Unraveling the Mysteries of a Prehistoric Past

Kalibangan, an archaeological wonder, beckons history enthusiasts and explorers to uncover its intriguing prehistoric secrets. This ancient site’s identity as a prehistoric treasure trove was initially brought to light by Luigi Pio Tessitori, an Italian Indologist, whose fascination with ancient Indian texts led him on a remarkable journey of discovery in the early 20th century.

Tessitori was astounded by the character of the ruins in the Kalibangan region and sought assistance from Sir John Marshall of the Archaeological Survey of India (ASI). At that time, ASI had been conducting excavations in Harappa, yet the true nature and significance of the ruins in Kalibangan remained a mystery. Tessitori, a visionary, became the first to recognize that these ruins were not only prehistoric but also pre-Mauryan, marking a unique and significant cultural era.

Regrettably, Tessitori passed away five years before the full extent of the Harappan culture was understood, and the archaeological world came to appreciate the profound significance of Kalibangan in the context of the Indus Valley Civilization.

Following India’s independence, Indian archaeologists redoubled their efforts to uncover the rich historical heritage within their borders. Amlānand Ghosh, former Director General of ASI, was the first to recognize Kalibangan as a Harappan site officially and earmarked it for excavation. Under the leadership of B. B. Lal, then Director General of ASI, and with the dedicated efforts of a team including Balkrishna (B.K.) Thapar, M. D. Khare, K. M. Shrivastava, and S. P. Jain, an extensive excavation project was launched, spanning nine years from 1960 to 1969.

Kalibangan’s excavation revealed a remarkable dual sequence of cultures. The upper layer, known as Kalibangan I, is associated with the Harappan civilization and showcases a metropolis’s distinctive grid layout characteristic. Below it lies Kalibangan II, previously referred to as pre-Harappan but now recognized as “Early Harappan or antecedent Harappan.” The site’s significance lies in its rich history and contribution to our understanding of the progression of cultures in the region.

Kalibangan’s historical narrative is intertwined with other nearby sites belonging to the Indus Valley Civilization, including Balu in Haryana, Kunal in Haryana, Banawali, and more. These sites collectively offer a glimpse into the prehistoric tapestry of the Indian subcontinent and continue to captivate archaeologists and history enthusiasts alike.

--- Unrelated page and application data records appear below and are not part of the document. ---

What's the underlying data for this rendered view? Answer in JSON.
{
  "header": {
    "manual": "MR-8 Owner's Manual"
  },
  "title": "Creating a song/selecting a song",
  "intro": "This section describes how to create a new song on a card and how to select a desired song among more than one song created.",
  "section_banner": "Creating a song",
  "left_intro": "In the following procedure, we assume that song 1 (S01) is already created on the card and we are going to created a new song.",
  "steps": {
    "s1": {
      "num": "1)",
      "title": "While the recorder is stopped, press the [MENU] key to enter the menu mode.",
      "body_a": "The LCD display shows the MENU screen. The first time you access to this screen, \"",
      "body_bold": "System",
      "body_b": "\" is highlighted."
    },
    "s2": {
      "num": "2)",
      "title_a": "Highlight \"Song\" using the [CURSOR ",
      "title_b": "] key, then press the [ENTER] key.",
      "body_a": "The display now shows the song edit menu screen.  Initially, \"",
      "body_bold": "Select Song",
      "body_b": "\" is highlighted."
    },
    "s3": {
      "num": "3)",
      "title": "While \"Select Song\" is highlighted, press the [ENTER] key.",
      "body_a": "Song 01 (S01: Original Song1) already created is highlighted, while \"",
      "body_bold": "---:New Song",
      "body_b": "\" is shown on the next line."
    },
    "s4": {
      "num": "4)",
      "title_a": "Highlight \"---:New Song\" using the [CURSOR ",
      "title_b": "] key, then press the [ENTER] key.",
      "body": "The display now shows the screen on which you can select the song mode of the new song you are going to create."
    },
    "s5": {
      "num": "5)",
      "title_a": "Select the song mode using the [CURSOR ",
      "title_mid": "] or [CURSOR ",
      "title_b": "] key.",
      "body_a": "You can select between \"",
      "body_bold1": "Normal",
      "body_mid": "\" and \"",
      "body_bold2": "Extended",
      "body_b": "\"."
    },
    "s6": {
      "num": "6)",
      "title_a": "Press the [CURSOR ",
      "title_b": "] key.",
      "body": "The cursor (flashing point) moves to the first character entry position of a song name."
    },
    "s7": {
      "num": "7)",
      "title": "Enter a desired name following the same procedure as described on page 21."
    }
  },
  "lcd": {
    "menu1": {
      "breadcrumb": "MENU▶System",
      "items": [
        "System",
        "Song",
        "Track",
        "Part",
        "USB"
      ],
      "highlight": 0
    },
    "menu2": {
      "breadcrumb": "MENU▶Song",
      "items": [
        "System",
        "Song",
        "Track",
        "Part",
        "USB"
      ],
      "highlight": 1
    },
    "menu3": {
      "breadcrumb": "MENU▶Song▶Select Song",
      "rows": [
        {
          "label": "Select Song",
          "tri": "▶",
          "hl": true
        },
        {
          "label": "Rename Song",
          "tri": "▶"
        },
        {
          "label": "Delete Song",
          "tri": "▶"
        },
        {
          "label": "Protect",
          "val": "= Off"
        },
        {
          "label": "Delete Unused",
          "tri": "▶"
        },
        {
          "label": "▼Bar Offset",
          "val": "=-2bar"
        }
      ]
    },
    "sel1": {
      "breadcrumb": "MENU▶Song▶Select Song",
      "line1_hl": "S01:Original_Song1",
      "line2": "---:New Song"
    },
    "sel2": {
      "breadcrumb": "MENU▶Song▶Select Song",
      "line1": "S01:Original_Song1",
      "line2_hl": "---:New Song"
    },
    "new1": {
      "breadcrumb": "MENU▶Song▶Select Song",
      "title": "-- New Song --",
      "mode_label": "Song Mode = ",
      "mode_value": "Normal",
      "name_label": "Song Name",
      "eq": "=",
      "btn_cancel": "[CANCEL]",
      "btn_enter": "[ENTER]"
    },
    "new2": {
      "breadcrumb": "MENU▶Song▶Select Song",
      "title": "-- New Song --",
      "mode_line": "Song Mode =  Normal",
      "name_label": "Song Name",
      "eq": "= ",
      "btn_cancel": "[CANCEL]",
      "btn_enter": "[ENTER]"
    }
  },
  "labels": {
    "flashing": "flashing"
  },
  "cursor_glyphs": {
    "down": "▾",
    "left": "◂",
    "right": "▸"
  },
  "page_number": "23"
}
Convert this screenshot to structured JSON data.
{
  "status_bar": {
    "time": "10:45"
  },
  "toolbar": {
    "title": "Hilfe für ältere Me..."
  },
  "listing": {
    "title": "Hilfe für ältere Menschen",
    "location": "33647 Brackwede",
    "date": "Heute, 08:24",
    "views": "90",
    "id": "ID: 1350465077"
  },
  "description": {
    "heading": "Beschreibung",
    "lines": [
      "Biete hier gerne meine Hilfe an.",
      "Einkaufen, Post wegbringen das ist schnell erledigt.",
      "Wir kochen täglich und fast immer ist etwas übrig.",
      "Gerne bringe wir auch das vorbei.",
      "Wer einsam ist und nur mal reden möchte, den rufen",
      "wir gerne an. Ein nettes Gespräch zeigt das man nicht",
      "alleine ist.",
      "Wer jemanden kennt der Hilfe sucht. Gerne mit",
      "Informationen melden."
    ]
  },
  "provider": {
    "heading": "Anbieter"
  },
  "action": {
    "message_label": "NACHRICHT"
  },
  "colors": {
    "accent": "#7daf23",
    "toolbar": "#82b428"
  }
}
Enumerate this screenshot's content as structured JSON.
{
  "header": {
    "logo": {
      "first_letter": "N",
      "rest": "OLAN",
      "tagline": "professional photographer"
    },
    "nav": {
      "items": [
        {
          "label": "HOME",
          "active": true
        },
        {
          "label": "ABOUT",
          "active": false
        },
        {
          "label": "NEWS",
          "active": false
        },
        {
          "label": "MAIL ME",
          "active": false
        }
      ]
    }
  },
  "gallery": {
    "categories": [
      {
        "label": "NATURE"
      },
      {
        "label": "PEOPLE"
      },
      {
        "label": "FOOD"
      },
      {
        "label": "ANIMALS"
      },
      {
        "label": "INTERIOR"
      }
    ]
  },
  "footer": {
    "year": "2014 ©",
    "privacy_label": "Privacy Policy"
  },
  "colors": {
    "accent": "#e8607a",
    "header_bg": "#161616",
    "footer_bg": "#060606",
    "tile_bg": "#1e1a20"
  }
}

A visit to Kalibangan is a journey back in time, allowing you to explore the mysteries of a prehistoric world meticulously unearthed and pieced together by dedicated archaeologists. It’s a testament to human ingenuity, perseverance, and the quest to uncover our ancient past’s secrets.